WHAT THE TASK ASKS —
Top to bottom, every record is to be copied word for word.

SOURCE DATA —
════════════════

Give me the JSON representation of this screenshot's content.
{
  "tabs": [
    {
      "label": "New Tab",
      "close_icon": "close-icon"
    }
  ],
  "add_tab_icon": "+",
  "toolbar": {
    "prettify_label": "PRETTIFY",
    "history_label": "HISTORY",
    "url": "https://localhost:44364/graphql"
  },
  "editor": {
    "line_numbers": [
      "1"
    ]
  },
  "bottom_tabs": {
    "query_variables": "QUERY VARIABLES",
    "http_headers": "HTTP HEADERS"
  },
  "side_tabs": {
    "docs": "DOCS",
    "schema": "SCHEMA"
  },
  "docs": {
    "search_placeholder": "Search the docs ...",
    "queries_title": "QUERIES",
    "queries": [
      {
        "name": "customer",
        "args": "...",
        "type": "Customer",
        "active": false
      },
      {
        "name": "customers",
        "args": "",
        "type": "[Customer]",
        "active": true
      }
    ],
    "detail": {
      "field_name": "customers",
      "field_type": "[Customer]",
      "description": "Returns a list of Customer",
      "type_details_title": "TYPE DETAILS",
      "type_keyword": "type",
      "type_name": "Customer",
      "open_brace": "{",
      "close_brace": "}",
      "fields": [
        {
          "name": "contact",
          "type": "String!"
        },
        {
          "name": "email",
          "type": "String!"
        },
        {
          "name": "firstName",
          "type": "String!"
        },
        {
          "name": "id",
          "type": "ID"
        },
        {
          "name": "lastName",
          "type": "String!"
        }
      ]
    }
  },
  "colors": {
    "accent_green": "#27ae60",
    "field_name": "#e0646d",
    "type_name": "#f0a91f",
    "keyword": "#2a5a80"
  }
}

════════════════

TASK RESULT —
Give me the JSON representation of this screenshot's content.
{
  "tabs": [
    {
      "label": "New Tab",
      "close_icon": "close-icon"
    }
  ],
  "add_tab_icon": "+",
  "toolbar": {
    "prettify_label": "PRETTIFY",
    "history_label": "HISTORY",
    "url": "https://localhost:44364/graphql"
  },
  "editor": {
    "line_numbers": [
      "1"
    ]
  },
  "bottom_tabs": {
    "query_variables": "QUERY VARIABLES",
    "http_headers": "HTTP HEADERS"
  },
  "side_tabs": {
    "docs": "DOCS",
    "schema": "SCHEMA"
  },
  "docs": {
    "search_placeholder": "Search the docs ...",
    "queries_title": "QUERIES",
    "queries": [
      {
        "name": "customer",
        "args": "...",
        "type": "Customer",
        "active": false
      },
      {
        "name": "customers",
        "args": "",
        "type": "[Customer]",
        "active": true
      }
    ],
    "detail": {
      "field_name": "customers",
      "field_type": "[Customer]",
      "description": "Returns a list of Customer",
      "type_details_title": "TYPE DETAILS",
      "type_keyword": "type",
      "type_name": "Customer",
      "open_brace": "{",
      "close_brace": "}",
      "fields": [
        {
          "name": "contact",
          "type": "String!"
        },
        {
          "name": "email",
          "type": "String!"
        },
        {
          "name": "firstName",
          "type": "String!"
        },
        {
          "name": "id",
          "type": "ID"
        },
        {
          "name": "lastName",
          "type": "String!"
        }
      ]
    }
  },
  "colors": {
    "accent_green": "#27ae60",
    "field_name": "#e0646d",
    "type_name": "#f0a91f",
    "keyword": "#2a5a80"
  }
}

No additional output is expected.